We all asked Anonymous questions afterwards. There were three answers she gave that I felt very deeply. One: she would never allow her daughters to play with Barbie dolls. This is because Barbie dolls are unnatural. If a Barbie doll were to be proportional to a real human being, that human being would be crawling on the floor- because the limbs, as they would be made, could not support her. Two: Her youngest daughter would always choose her own clothes, never have to have hand-me-downs. Three: She would always eat dinner as a family. Not just to check up on what her children were eating, but to bond- to make sure that nobody ever felt unloved.
As I heard this I struggled not to weep- I did not want to make her sad. I cried in my room, because this is what my mother had done for me. My mother forbade me to play with Barbie dolls- I disliked her for it. We always eat dinner as a family, and my younger sister always gets clothes that are not just mine- she feels special, and different. I never understood how lucky I am until I heard Anonymous describe her life and what had happened- the very opposite of the beauty that fills my life.
And yet I tell you, Anonymous- you have touched me very deeply.

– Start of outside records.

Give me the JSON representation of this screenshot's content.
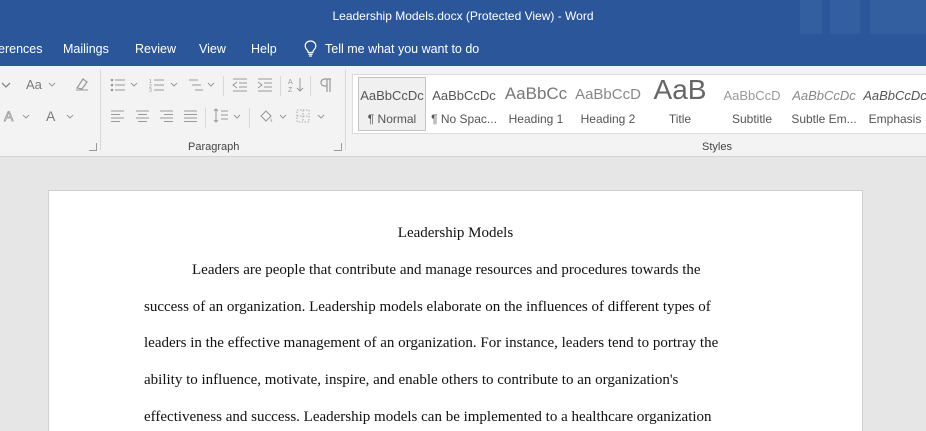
{
  "window": {
    "title": "Leadership Models.docx (Protected View)  -  Word"
  },
  "tabs": {
    "references": "erences",
    "mailings": "Mailings",
    "review": "Review",
    "view": "View",
    "help": "Help",
    "tell_me": "Tell me what you want to do"
  },
  "ribbon": {
    "paragraph_label": "Paragraph",
    "styles_label": "Styles",
    "font_size_button": "Aa",
    "font_color_button": "A",
    "styles": [
      {
        "sample": "AaBbCcDc",
        "label": "¶ Normal"
      },
      {
        "sample": "AaBbCcDc",
        "label": "¶ No Spac..."
      },
      {
        "sample": "AaBbCc",
        "label": "Heading 1"
      },
      {
        "sample": "AaBbCcD",
        "label": "Heading 2"
      },
      {
        "sample": "AaB",
        "label": "Title"
      },
      {
        "sample": "AaBbCcD",
        "label": "Subtitle"
      },
      {
        "sample": "AaBbCcDc",
        "label": "Subtle Em..."
      },
      {
        "sample": "AaBbCcDc",
        "label": "Emphasis"
      }
    ]
  },
  "document": {
    "title": "Leadership Models",
    "lines": [
      "Leaders are people that contribute and manage resources and procedures towards the",
      "success of an organization. Leadership models elaborate on the influences of different types of",
      "leaders in the effective management of an organization. For instance, leaders tend to portray the",
      "ability to influence, motivate, inspire, and enable others to contribute to an organization's",
      "effectiveness and success. Leadership models can be implemented to a healthcare organization"
    ]
  }
}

I cried for you, upstairs, cried for you and the pain you went through, cried for the little girl you were, cried for your soul and spirit and the way you felt. Cried because of the white rose. I cried because you were and are so real in this moment- because I feel you inside me, I feel as though I have seen you and known you, as though you are somehow mine and belong to me. I feel as though I had been with you- had seen everything that had ever hurt you. And I draw your pain away from you, and cry for you, because I have seen it- I have lived it- I have lived your pain in your story, I saw the fingers snatching away the love, stealing the white rose and making a mockery of it.
And I swear, just as your sister swore that when she makes a million dollars she will buy you an entire wardrobe of clothing so that you will never need to be an imitation of her again, I swear to you, Anonymous, that you will have your white rose. One day you will be given your white rose, Anonymous, because you are too beautiful and wonderful a person and you have suffered too much to be without it.
You say you have met people who are prejudiced against you because you had an eating disorder. And I say shame, shame to those people who do not feel for you and cannot see the little girl only wanting friends, only wanting to be pretty. Shame on them for the way in which they behave.
You’ve touched my heart, Anonymous, and you will touch many other people’s when you write your book- the book in which you will write about your story, and the stories of others. Your actions have changed me, and they will change others. I lived with you, as I spoke, I saw you and felt you. I love you, and I wish you all the good that I may bestow upon you. I want only happiness for you. I want you to have the richest life possible.
I want to give you your white rose.
You will have it, Anonymous. One day, I swear you will.